§ **Task prompt**:
Write out the data that follows. Keep every character unchanged.

§ **Information supplied**:
##########
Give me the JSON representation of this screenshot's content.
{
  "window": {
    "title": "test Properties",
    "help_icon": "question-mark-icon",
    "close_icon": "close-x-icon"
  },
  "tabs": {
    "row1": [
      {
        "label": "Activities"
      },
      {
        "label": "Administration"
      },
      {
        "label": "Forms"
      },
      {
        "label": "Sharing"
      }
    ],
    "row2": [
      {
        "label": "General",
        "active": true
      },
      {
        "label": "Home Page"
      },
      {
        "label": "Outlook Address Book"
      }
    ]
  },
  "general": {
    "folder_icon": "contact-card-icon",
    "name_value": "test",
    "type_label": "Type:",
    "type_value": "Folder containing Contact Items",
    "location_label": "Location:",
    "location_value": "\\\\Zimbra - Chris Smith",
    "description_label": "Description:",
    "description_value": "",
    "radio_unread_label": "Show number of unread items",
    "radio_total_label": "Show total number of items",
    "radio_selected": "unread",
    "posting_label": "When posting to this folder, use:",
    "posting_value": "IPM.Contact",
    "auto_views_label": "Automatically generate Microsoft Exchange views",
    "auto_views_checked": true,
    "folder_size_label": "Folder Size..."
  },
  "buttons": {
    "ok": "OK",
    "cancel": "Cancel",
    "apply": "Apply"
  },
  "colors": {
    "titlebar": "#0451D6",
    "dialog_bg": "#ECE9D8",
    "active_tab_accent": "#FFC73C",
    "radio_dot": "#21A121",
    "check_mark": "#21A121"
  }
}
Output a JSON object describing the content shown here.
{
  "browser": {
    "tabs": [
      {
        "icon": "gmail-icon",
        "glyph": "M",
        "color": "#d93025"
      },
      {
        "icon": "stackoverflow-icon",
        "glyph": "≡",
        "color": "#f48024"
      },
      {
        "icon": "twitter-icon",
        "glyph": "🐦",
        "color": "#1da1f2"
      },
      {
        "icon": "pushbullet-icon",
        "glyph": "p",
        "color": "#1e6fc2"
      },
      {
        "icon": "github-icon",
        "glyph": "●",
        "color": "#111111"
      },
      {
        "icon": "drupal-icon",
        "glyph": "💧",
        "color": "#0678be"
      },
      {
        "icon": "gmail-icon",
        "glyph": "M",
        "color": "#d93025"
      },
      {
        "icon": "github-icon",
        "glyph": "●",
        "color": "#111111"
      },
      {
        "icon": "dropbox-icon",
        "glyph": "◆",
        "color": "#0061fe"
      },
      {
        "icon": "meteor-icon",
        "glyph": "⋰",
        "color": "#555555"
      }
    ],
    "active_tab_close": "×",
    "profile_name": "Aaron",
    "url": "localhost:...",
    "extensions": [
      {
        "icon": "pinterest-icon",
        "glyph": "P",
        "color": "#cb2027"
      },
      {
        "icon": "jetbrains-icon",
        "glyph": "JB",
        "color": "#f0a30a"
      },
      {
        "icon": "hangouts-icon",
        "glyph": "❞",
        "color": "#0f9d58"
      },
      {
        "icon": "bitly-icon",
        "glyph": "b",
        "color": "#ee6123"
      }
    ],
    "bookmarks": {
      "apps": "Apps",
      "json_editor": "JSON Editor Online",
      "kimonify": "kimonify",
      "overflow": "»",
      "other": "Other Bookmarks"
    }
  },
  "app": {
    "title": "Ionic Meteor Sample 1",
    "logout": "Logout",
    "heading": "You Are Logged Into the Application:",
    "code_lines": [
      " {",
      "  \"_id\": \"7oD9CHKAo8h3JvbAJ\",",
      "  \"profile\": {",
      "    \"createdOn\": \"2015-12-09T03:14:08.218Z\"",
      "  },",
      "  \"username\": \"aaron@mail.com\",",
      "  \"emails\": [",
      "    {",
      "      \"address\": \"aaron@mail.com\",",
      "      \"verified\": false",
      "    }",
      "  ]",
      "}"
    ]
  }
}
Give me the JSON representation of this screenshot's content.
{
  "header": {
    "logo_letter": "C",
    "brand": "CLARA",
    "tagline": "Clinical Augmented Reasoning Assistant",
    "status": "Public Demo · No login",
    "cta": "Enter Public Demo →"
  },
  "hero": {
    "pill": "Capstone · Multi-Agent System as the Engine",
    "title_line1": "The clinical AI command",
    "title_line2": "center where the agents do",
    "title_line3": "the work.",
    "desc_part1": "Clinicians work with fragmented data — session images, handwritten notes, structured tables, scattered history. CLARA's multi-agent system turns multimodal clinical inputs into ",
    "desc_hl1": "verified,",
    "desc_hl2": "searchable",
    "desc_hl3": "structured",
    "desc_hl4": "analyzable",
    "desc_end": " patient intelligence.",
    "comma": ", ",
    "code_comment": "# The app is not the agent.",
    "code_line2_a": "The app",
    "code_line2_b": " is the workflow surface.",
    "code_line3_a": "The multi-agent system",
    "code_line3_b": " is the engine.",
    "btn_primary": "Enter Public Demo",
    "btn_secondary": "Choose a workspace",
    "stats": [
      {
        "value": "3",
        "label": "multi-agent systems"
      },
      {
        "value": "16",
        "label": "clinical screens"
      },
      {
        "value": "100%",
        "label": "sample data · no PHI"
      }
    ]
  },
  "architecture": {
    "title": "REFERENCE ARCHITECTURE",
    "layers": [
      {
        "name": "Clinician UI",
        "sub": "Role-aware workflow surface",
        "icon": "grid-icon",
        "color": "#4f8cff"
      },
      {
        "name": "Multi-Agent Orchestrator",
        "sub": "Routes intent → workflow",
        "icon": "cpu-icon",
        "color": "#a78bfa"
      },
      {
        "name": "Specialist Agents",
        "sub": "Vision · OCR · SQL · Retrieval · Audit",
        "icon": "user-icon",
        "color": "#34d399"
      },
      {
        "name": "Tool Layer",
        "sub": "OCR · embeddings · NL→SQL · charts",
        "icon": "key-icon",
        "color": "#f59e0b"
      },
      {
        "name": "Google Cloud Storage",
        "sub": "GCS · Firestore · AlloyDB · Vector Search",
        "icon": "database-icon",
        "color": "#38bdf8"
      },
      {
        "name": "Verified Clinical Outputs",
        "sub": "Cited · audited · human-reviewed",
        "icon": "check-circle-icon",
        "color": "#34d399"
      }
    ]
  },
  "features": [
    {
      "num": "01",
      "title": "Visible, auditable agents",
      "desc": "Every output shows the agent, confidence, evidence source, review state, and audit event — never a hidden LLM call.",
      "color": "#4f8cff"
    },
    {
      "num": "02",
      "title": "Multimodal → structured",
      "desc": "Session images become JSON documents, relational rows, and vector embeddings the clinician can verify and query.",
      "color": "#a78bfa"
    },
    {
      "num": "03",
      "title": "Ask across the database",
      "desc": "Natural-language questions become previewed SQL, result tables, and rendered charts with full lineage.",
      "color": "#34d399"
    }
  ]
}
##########
§ **Output**:
Give me the JSON representation of this screenshot's content.
{
  "window": {
    "title": "test Properties",
    "help_icon": "question-mark-icon",
    "close_icon": "close-x-icon"
  },
  "tabs": {
    "row1": [
      {
        "label": "Activities"
      },
      {
        "label": "Administration"
      },
      {
        "label": "Forms"
      },
      {
        "label": "Sharing"
      }
    ],
    "row2": [
      {
        "label": "General",
        "active": true
      },
      {
        "label": "Home Page"
      },
      {
        "label": "Outlook Address Book"
      }
    ]
  },
  "general": {
    "folder_icon": "contact-card-icon",
    "name_value": "test",
    "type_label": "Type:",
    "type_value": "Folder containing Contact Items",
    "location_label": "Location:",
    "location_value": "\\\\Zimbra - Chris Smith",
    "description_label": "Description:",
    "description_value": "",
    "radio_unread_label": "Show number of unread items",
    "radio_total_label": "Show total number of items",
    "radio_selected": "unread",
    "posting_label": "When posting to this folder, use:",
    "posting_value": "IPM.Contact",
    "auto_views_label": "Automatically generate Microsoft Exchange views",
    "auto_views_checked": true,
    "folder_size_label": "Folder Size..."
  },
  "buttons": {
    "ok": "OK",
    "cancel": "Cancel",
    "apply": "Apply"
  },
  "colors": {
    "titlebar": "#0451D6",
    "dialog_bg": "#ECE9D8",
    "active_tab_accent": "#FFC73C",
    "radio_dot": "#21A121",
    "check_mark": "#21A121"
  }
}
Output a JSON object describing the content shown here.
{
  "browser": {
    "tabs": [
      {
        "icon": "gmail-icon",
        "glyph": "M",
        "color": "#d93025"
      },
      {
        "icon": "stackoverflow-icon",
        "glyph": "≡",
        "color": "#f48024"
      },
      {
        "icon": "twitter-icon",
        "glyph": "🐦",
        "color": "#1da1f2"
      },
      {
        "icon": "pushbullet-icon",
        "glyph": "p",
        "color": "#1e6fc2"
      },
      {
        "icon": "github-icon",
        "glyph": "●",
        "color": "#111111"
      },
      {
        "icon": "drupal-icon",
        "glyph": "💧",
        "color": "#0678be"
      },
      {
        "icon": "gmail-icon",
        "glyph": "M",
        "color": "#d93025"
      },
      {
        "icon": "github-icon",
        "glyph": "●",
        "color": "#111111"
      },
      {
        "icon": "dropbox-icon",
        "glyph": "◆",
        "color": "#0061fe"
      },
      {
        "icon": "meteor-icon",
        "glyph": "⋰",
        "color": "#555555"
      }
    ],
    "active_tab_close": "×",
    "profile_name": "Aaron",
    "url": "localhost:...",
    "extensions": [
      {
        "icon": "pinterest-icon",
        "glyph": "P",
        "color": "#cb2027"
      },
      {
        "icon": "jetbrains-icon",
        "glyph": "JB",
        "color": "#f0a30a"
      },
      {
        "icon": "hangouts-icon",
        "glyph": "❞",
        "color": "#0f9d58"
      },
      {
        "icon": "bitly-icon",
        "glyph": "b",
        "color": "#ee6123"
      }
    ],
    "bookmarks": {
      "apps": "Apps",
      "json_editor": "JSON Editor Online",
      "kimonify": "kimonify",
      "overflow": "»",
      "other": "Other Bookmarks"
    }
  },
  "app": {
    "title": "Ionic Meteor Sample 1",
    "logout": "Logout",
    "heading": "You Are Logged Into the Application:",
    "code_lines": [
      " {",
      "  \"_id\": \"7oD9CHKAo8h3JvbAJ\",",
      "  \"profile\": {",
      "    \"createdOn\": \"2015-12-09T03:14:08.218Z\"",
      "  },",
      "  \"username\": \"aaron@mail.com\",",
      "  \"emails\": [",
      "    {",
      "      \"address\": \"aaron@mail.com\",",
      "      \"verified\": false",
      "    }",
      "  ]",
      "}"
    ]
  }
}
Give me the JSON representation of this screenshot's content.
{
  "header": {
    "logo_letter": "C",
    "brand": "CLARA",
    "tagline": "Clinical Augmented Reasoning Assistant",
    "status": "Public Demo · No login",
    "cta": "Enter Public Demo →"
  },
  "hero": {
    "pill": "Capstone · Multi-Agent System as the Engine",
    "title_line1": "The clinical AI command",
    "title_line2": "center where the agents do",
    "title_line3": "the work.",
    "desc_part1": "Clinicians work with fragmented data — session images, handwritten notes, structured tables, scattered history. CLARA's multi-agent system turns multimodal clinical inputs into ",
    "desc_hl1": "verified,",
    "desc_hl2": "searchable",
    "desc_hl3": "structured",
    "desc_hl4": "analyzable",
    "desc_end": " patient intelligence.",
    "comma": ", ",
    "code_comment": "# The app is not the agent.",
    "code_line2_a": "The app",
    "code_line2_b": " is the workflow surface.",
    "code_line3_a": "The multi-agent system",
    "code_line3_b": " is the engine.",
    "btn_primary": "Enter Public Demo",
    "btn_secondary": "Choose a workspace",
    "stats": [
      {
        "value": "3",
        "label": "multi-agent systems"
      },
      {
        "value": "16",
        "label": "clinical screens"
      },
      {
        "value": "100%",
        "label": "sample data · no PHI"
      }
    ]
  },
  "architecture": {
    "title": "REFERENCE ARCHITECTURE",
    "layers": [
      {
        "name": "Clinician UI",
        "sub": "Role-aware workflow surface",
        "icon": "grid-icon",
        "color": "#4f8cff"
      },
      {
        "name": "Multi-Agent Orchestrator",
        "sub": "Routes intent → workflow",
        "icon": "cpu-icon",
        "color": "#a78bfa"
      },
      {
        "name": "Specialist Agents",
        "sub": "Vision · OCR · SQL · Retrieval · Audit",
        "icon": "user-icon",
        "color": "#34d399"
      },
      {
        "name": "Tool Layer",
        "sub": "OCR · embeddings · NL→SQL · charts",
        "icon": "key-icon",
        "color": "#f59e0b"
      },
      {
        "name": "Google Cloud Storage",
        "sub": "GCS · Firestore · AlloyDB · Vector Search",
        "icon": "database-icon",
        "color": "#38bdf8"
      },
      {
        "name": "Verified Clinical Outputs",
        "sub": "Cited · audited · human-reviewed",
        "icon": "check-circle-icon",
        "color": "#34d399"
      }
    ]
  },
  "features": [
    {
      "num": "01",
      "title": "Visible, auditable agents",
      "desc": "Every output shows the agent, confidence, evidence source, review state, and audit event — never a hidden LLM call.",
      "color": "#4f8cff"
    },
    {
      "num": "02",
      "title": "Multimodal → structured",
      "desc": "Session images become JSON documents, relational rows, and vector embeddings the clinician can verify and query.",
      "color": "#a78bfa"
    },
    {
      "num": "03",
      "title": "Ask across the database",
      "desc": "Natural-language questions become previewed SQL, result tables, and rendered charts with full lineage.",
      "color": "#34d399"
    }
  ]
}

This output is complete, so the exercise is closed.